By Anthony McClean, Editor-In-Chief Emeritus
A look back at how the Field Generals fared during Super Wild Card Weekend.
Jalen Hurts, Philadelphia (Loss at Tampa Bay)
This one was ugly from the first snap to the last snap. Tampa Bay (14-4) set the tempo from the start, with Tom Brady leading a pair of long TD drives in the opening quarter and building the lead to 17-0 by halftime. The Bucs defense did its part, too, intercepting Hurts twice in the Philadelphia quarterback’s playoff debut. The Bucs ran 25 plays to Philadelphia’s eight in the first quarter, outgaining the Eagles 137 yards to 17 and compiling an 11-1 edge in first downs. The youngest quarterback to start a playoff game for the Eagles at 23, No. 1 finished his playoff debut 23 of 43 passing for 258 yards. He ran for a team-high 39 yards on eight attempts, with the Eagles finishing with 95 yards rushing overall — well below their season average of 159.7 per game.
Dak Prescott, Dallas (Loss vs. San Francisco)
The long wait for Dallas (12-6) to reach even an NFC championship game will tick up to 27 years after another first-game flameout in the postseason. Nursing a lead late, San Francisco attempted to run out most of the clock, and the 49ers intended to go for the win on fourth down when a run from Deebo Samuel ended up short — by inches after the ball was nudged upon review. Instead, San Francisco punted after a false start, giving Dallas one more chance. The Cowboys started at their 20 with 32 seconds to go. Following a pair of completions with 14 seconds left, Dak shockingly took off on a designed run and slid at the end of a 17-yard run, with about eight seconds to go. Umpire Ramon George bumped Prescott trying to set the spot. The snap from the San Francisco 24 came after the clock expired. Dallas coach Mike McCarthy suggested Prescott was slowed by the collision with George, and that a sideline official assured him the play was being reviewed. Players from both teams streamed onto the field immediately after Prescott took the snap and spiked the ball, and many did a U-turn as officials discussed the play. Then, referee, Alex Kemp announced the game was over. A franchise postseason record of 14 penalties did not help the boys from Arlington, but the bizarre ending is what this game will be remembered for. On the day, No. 4 was 23 of 43 for 254 yards and was sacked five times. Defensively, the Niners also held Ezekiel Elliott to 31 yards on 12 carries as the Cowboys were outgained 169-77 on the ground.
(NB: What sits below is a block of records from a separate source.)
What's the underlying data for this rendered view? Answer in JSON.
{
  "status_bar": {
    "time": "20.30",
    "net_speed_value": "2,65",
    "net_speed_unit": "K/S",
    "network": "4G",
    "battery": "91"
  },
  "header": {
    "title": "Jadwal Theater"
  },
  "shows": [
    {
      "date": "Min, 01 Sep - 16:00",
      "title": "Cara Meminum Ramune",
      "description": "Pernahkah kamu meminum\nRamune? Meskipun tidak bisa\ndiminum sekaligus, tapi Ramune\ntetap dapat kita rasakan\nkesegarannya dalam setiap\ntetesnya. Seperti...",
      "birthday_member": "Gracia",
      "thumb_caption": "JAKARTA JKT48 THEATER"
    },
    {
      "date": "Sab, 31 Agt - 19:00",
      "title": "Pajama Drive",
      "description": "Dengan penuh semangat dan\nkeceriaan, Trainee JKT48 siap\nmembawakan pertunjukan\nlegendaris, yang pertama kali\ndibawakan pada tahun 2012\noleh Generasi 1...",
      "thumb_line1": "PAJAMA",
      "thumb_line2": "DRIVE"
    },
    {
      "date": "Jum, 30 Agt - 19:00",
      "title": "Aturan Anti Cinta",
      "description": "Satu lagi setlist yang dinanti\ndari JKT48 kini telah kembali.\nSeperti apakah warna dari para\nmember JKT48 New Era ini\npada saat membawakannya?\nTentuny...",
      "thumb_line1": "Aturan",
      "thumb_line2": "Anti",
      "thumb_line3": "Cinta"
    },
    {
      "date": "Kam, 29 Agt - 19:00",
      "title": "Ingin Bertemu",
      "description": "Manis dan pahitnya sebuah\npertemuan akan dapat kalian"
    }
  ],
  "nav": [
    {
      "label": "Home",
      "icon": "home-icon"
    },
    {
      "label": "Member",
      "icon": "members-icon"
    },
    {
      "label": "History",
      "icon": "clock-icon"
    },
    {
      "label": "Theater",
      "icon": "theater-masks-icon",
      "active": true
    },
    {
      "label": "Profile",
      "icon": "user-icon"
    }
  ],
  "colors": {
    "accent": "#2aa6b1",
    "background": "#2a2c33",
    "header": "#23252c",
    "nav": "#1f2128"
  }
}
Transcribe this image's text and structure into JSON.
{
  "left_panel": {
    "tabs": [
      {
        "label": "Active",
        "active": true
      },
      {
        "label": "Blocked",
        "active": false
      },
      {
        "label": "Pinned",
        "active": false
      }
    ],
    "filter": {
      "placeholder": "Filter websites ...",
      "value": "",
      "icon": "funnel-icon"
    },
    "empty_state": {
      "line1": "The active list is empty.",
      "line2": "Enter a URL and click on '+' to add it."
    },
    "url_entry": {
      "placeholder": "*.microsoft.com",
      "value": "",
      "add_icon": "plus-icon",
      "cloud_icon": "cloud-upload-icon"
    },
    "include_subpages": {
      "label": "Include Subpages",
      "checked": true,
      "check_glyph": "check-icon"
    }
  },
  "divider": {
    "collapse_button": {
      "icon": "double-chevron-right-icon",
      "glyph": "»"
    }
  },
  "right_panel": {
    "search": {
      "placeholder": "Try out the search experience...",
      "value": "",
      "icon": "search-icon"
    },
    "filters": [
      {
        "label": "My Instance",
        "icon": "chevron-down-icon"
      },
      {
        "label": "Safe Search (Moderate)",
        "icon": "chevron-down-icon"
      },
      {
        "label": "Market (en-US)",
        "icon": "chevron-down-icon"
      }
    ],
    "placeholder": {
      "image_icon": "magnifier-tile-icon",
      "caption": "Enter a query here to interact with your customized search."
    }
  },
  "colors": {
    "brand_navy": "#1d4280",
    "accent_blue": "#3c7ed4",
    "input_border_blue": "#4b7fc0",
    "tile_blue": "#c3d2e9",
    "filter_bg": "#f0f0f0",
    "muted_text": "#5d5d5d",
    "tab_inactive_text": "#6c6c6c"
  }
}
Patrick Mahomes, Kansas City (Win vs. Pittsburgh)
It took a misplay on offense that lead the Steelers to an early score that opened up the inner beast in Mr. Mahomes. No. 15 proceeded to throw for 404 yards and five scores, leading Kansas City to the end zone on six straight possessions after the turnover, and the Chiefs cruised through the second half for a wild-card victory. In the span of fewer than six minutes, Mahomes and the Chiefs had turned a seven-point deficit into a 21-7 lead. The performance not only sent Kansas City into the divisional round of the playoffs, but it also turned Sunday night’s game against Buffalo — a rematch of last year’s AFC title game — into appointment viewing. Ironically, the Bills had a similarly easy time with their 47-17 victory over New England the previous evening. Judging by the final score, you’d never guess the first quarter was all about defense: The Steelers ran 14 plays and went 12 yards, while the Chiefs had more punt return yards (70) than they had from scrimmage (62). It wasn’t quite the 23-0 halftime advantage the Chiefs had in their December blowout of the Steelers, but it sure felt that way. Roethlisberger was 5 of 14 for 24 yards in the first half and Pittsburgh had 55 yards total offense.
Kyler Murray, Arizona (Loss at L.A. Rams)
In a game that mirrored Arizona’s late-season collapse, the Rams jumped on the Cardinals early and cruised into the divisional round. At one point, the Rams had 163 yards of offense and the Cardinals minus-3. Murray, in his first playoff game, played arguably the poorest game of his career. At halftime, he had completed just 7-of-17 passes for 28 yards, two interceptions, and a passer rating of only 9.3 as the Rams piled up a 21-0 lead. Of the Cardinals’ seven first-half possessions, five were three-and-outs and the other two were the picks. Overall, No. 1 finished 19 for 34 for 137 yards. But the damage had long been done. But the troubles that plagued the Cardinals down the stretch – taking a team that was once 7-0 and 10-2 to a final 11-6 regular-season record – seemed to follow.
Anthony McClean can be reached via email at email@example.com.